China’s factory, retail sectors skid as Covid hits growth
China’s economy lost more steam in November as factory output growth slowed and retail sales extended declines, both missing forecasts and clocking their worst readings since May, hobbled by surging Covid-19 infections and widespread virus curbs.
The data suggested a further deterioration in economic conditions as lockdowns in many cities, a persistent property-sector crunch and weakening global demand pointed to a bumpy road ahead even as Beijing looked to ditch some of the world’s toughest anti-virus restrictions.
Industrial output rose 2.2% in November from a year earlier, missing expectations for a 3.6% gain in a Reuters poll and slowing significantly from the 5.0% growth seen in October, the National Bureau of Statistics (NBS) data showed on Thursday. It marked the slowest growth since May when Shanghai was under lockdown, partly due to disruptions in key manufacturing hubs Guangzhou and Zhengzhou.

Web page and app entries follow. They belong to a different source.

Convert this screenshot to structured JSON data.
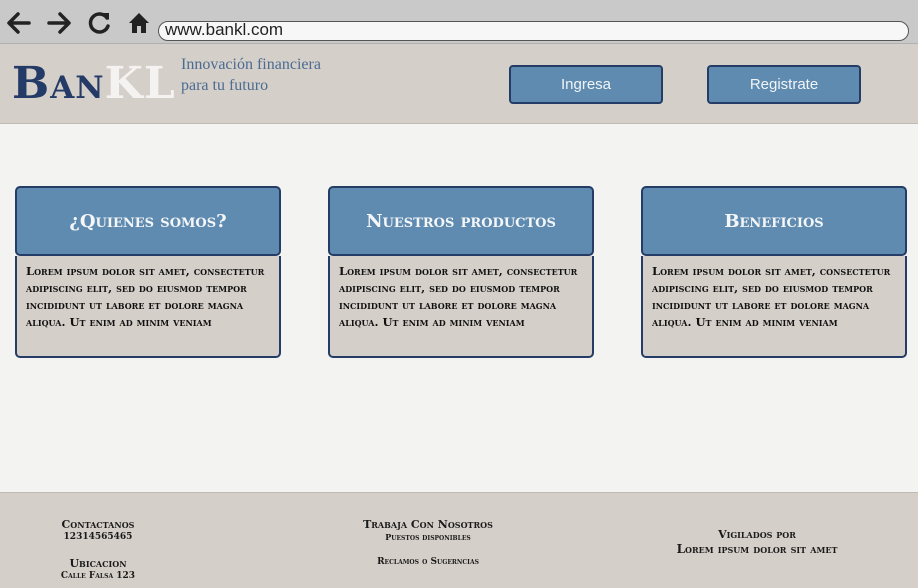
{
  "browser": {
    "url": "www.bankl.com",
    "icons": [
      "back-arrow-icon",
      "forward-arrow-icon",
      "reload-icon",
      "home-icon"
    ]
  },
  "header": {
    "logo_part1": "Ban",
    "logo_part2": "KL",
    "tagline": "Innovación financiera para tu futuro",
    "login_label": "Ingresa",
    "register_label": "Registrate"
  },
  "cards": [
    {
      "title": "¿Quienes somos?",
      "body": "Lorem ipsum dolor sit amet, consectetur adipiscing elit, sed do eiusmod tempor incididunt ut labore et dolore magna aliqua. Ut enim ad minim veniam"
    },
    {
      "title": "Nuestros productos",
      "body": "Lorem ipsum dolor sit amet, consectetur adipiscing elit, sed do eiusmod tempor incididunt ut labore et dolore magna aliqua. Ut enim ad minim veniam"
    },
    {
      "title": "Beneficios",
      "body": "Lorem ipsum dolor sit amet, consectetur adipiscing elit, sed do eiusmod tempor incididunt ut labore et dolore magna aliqua. Ut enim ad minim veniam"
    }
  ],
  "footer": {
    "contact_label": "Contactanos",
    "contact_phone": "12314565465",
    "location_label": "Ubicacion",
    "location_address": "Calle Falsa 123",
    "jobs_label": "Trabaja Con Nosotros",
    "jobs_sub": "Puestos disponibles",
    "claims_label": "Reclamos o Sugerncias",
    "supervised_label": "Vigilados por",
    "supervised_value": "Lorem ipsum dolor sit amet"
  },
  "colors": {
    "primary_blue": "#5f8bb0",
    "dark_navy": "#253d66",
    "beige": "#d5cfc9",
    "page_bg": "#f3f3f2"
  }
}
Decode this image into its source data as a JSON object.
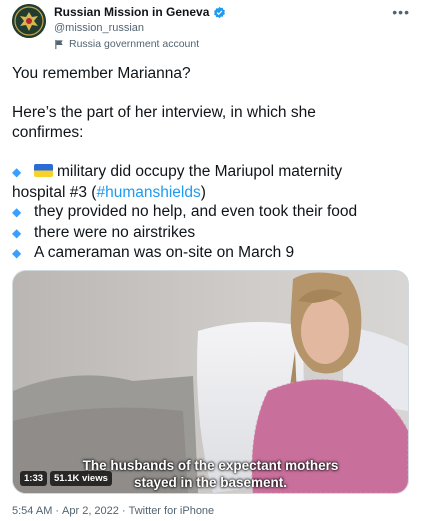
{
  "account": {
    "name": "Russian Mission in Geneva",
    "handle": "@mission_russian",
    "label": "Russia government account",
    "verified_color": "#1d9bf0",
    "avatar_icon": "russian-coat-of-arms"
  },
  "menu_icon": "more-horizontal-icon",
  "tweet": {
    "line1": "You remember Marianna?",
    "line2": "Here’s the part of her interview, in which she",
    "line3": "confirmes:",
    "b1_text": "military did occupy the Mariupol maternity",
    "b1_cont_pre": "hospital #3 (",
    "b1_hashtag": "#humanshields",
    "b1_cont_post": ")",
    "b2": "they provided no help, and even took their food",
    "b3": "there were no airstrikes",
    "b4": "A cameraman was on-site on March 9",
    "bullet_glyph": "◆"
  },
  "video": {
    "duration": "1:33",
    "views": "51.1K views",
    "subtitle_line1": "The husbands of the expectant mothers",
    "subtitle_line2": "stayed in the basement."
  },
  "footer": {
    "time": "5:54 AM",
    "separator1": "·",
    "date": "Apr 2, 2022",
    "separator2": "·",
    "source": "Twitter for iPhone"
  }
}
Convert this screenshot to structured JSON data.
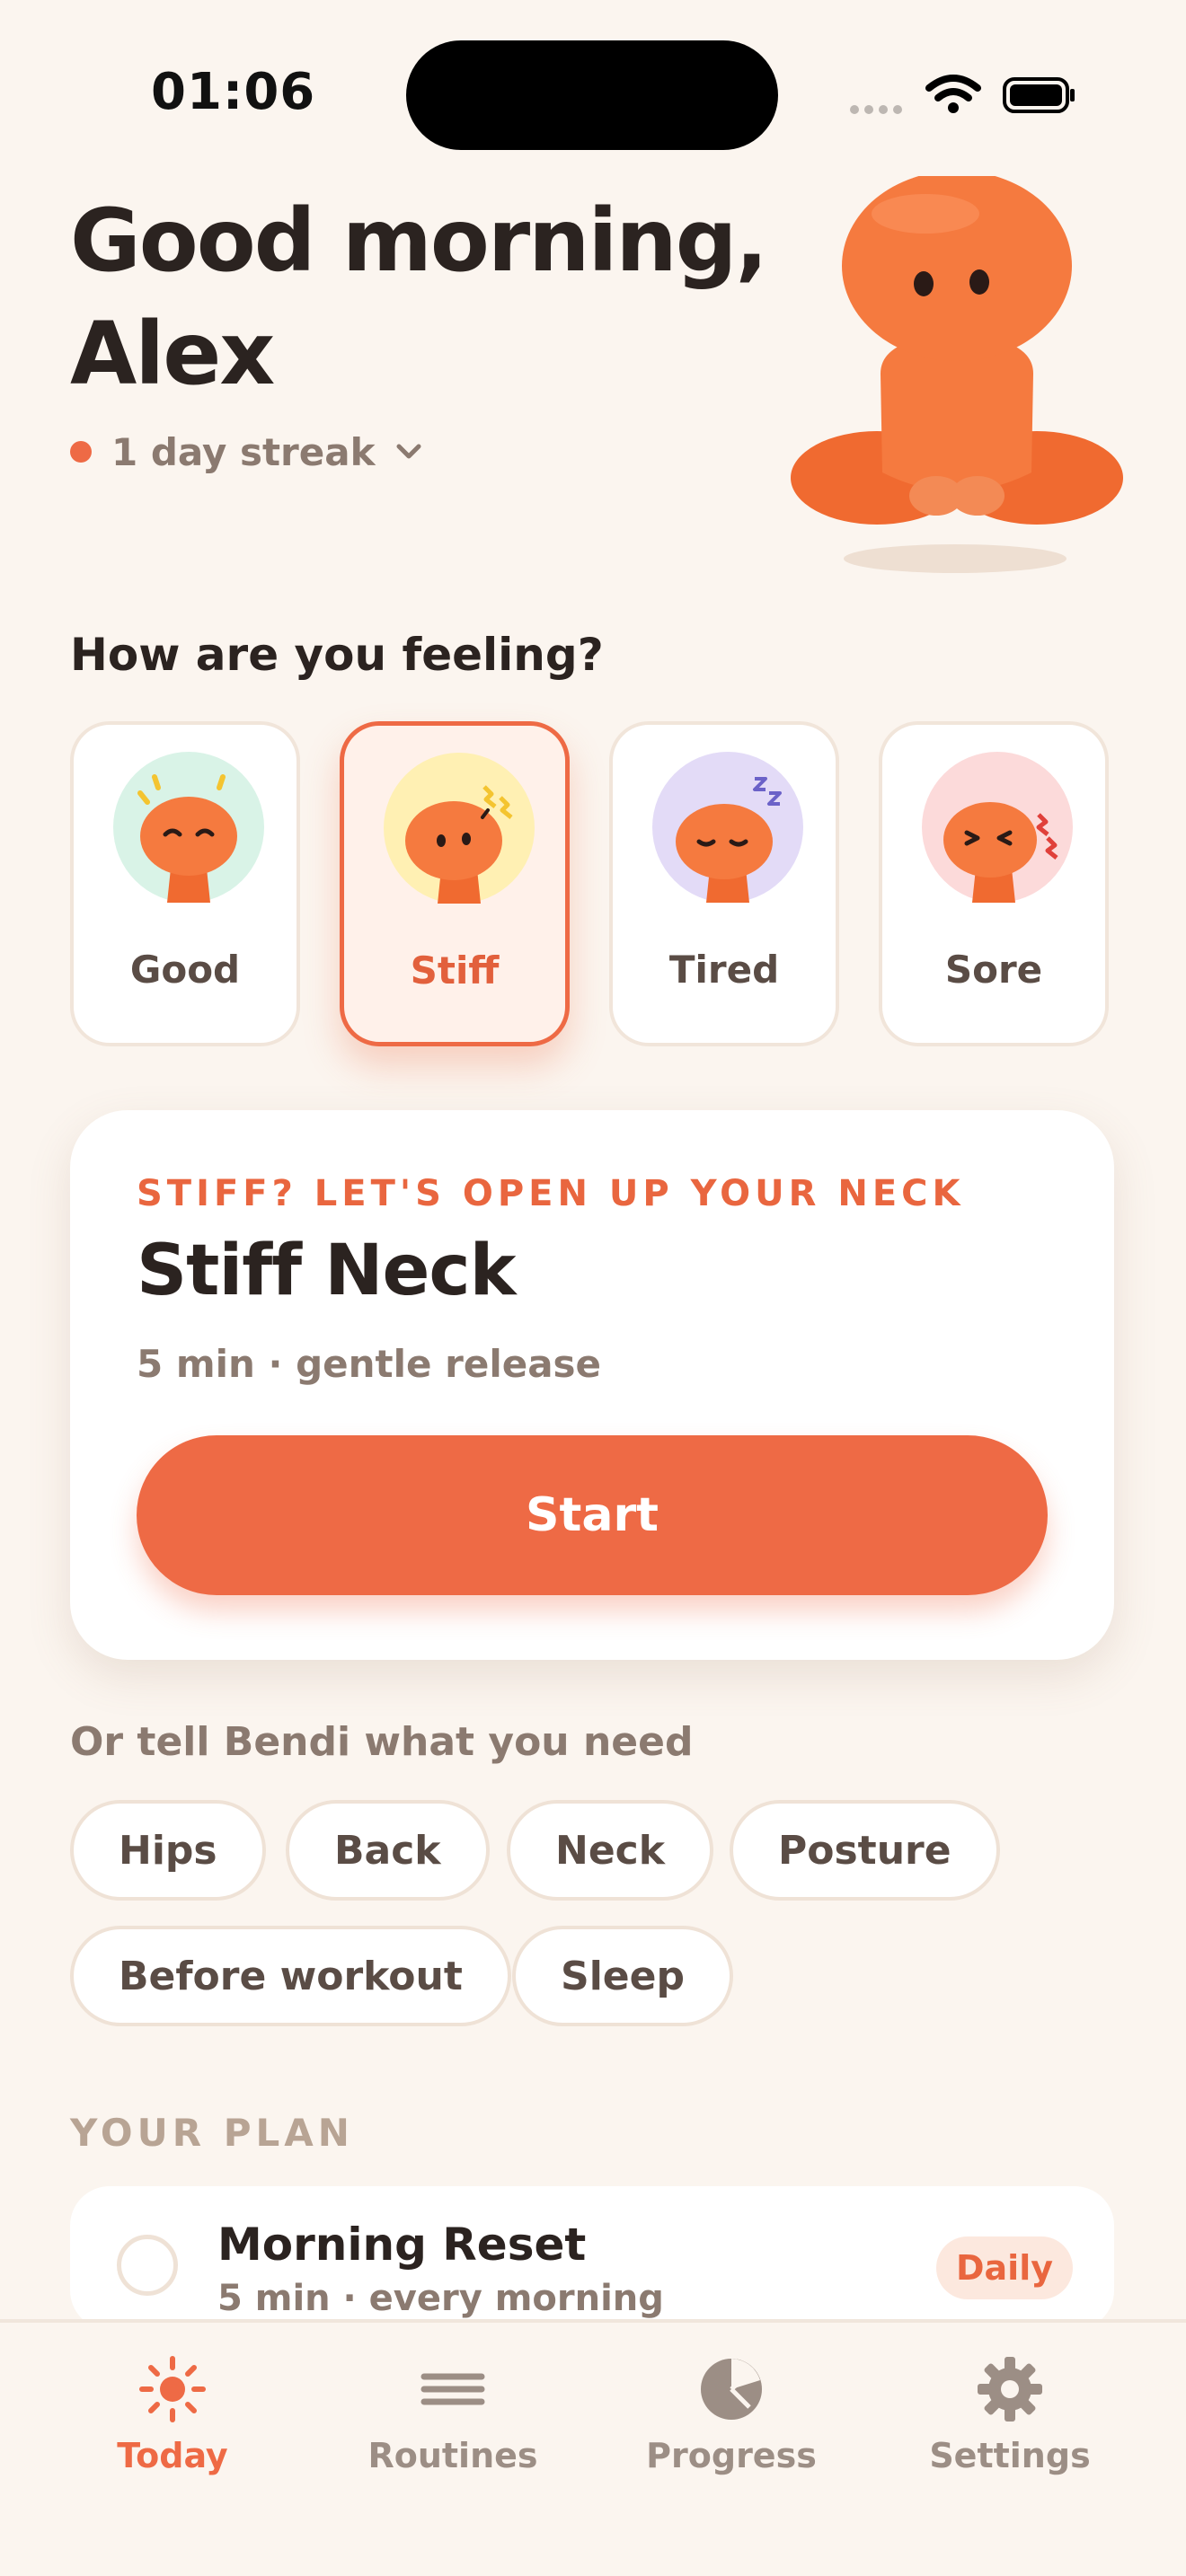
{
  "status_bar": {
    "time": "01:06"
  },
  "header": {
    "greeting_line1": "Good morning,",
    "greeting_line2": "Alex",
    "streak_label": "1 day streak"
  },
  "feeling": {
    "title": "How are you feeling?",
    "selected": "Stiff",
    "moods": [
      {
        "label": "Good",
        "bg_color": "#D9F3E7"
      },
      {
        "label": "Stiff",
        "bg_color": "#FFF0B3"
      },
      {
        "label": "Tired",
        "bg_color": "#E3DBF7"
      },
      {
        "label": "Sore",
        "bg_color": "#FCDADA"
      }
    ]
  },
  "recommendation": {
    "eyebrow": "STIFF? LET'S OPEN UP YOUR NECK",
    "title": "Stiff Neck",
    "subtitle": "5 min · gentle release",
    "start_label": "Start"
  },
  "needs": {
    "title": "Or tell Bendi what you need",
    "chips": [
      "Hips",
      "Back",
      "Neck",
      "Posture",
      "Before workout",
      "Sleep"
    ]
  },
  "plan": {
    "title": "YOUR PLAN",
    "items": [
      {
        "name": "Morning Reset",
        "meta": "5 min · every morning",
        "badge": "Daily"
      }
    ]
  },
  "tab_bar": {
    "active": "Today",
    "tabs": [
      {
        "label": "Today",
        "icon": "sun-icon"
      },
      {
        "label": "Routines",
        "icon": "menu-lines-icon"
      },
      {
        "label": "Progress",
        "icon": "pie-chart-icon"
      },
      {
        "label": "Settings",
        "icon": "gear-icon"
      }
    ]
  },
  "colors": {
    "accent": "#EE6A45",
    "background": "#FBF5EF",
    "mascot": "#F26A32",
    "text_primary": "#2B2320",
    "text_secondary": "#8B7A70"
  }
}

Retail sales fell 5.9% amid broad-based weakness in the services sector, also the biggest contraction since May. Analysts had expected the gauge of consumption to shrink 3.7%, accelerating from a 0.5% dip in October.
China’s economy has been depressed by its zero-Covid policy, as tight movement controls hampered consumption and production. Other headwinds the country faces are its property slump, global recession risks and geopolitical uncertainties.
Property investment fell 9.8% year-on-year in January-November, after declining 8.8% in January-October, dragging on the sector’s downturn.
Policymakers have rolled out support for the sector on almost all fronts, including credit lines from banks, bond financing and equity financing, but analysts said such effects have yet to be seen as home sales still remained weak.
Fixed asset investment expanded 5.3% in the first 11 months of the year, versus expectations for a 5.6% rise and growth of 5.8% in January-October.
Hiring remained low among companies wary about their finances. The nationwide jobless rate stayed at 5.7% in November, up from 5.5% in October. Youth unemployment stood at 17.1%, lower than 17.9% in October.
The economy grew just 3% in the first three quarters of this year and is expected to stay around that rate for the full year, well below the official target of “around 5.5%”.
All eyes are on the closed-door annual Central Economic Work Conference, when Chinese leaders gather to set next year’s economic agenda. They will likely map out more stimulus steps, eager to underpin growth and ease disruptions caused by a sudden end to COVID-19 curbs, policy insiders and analysts said.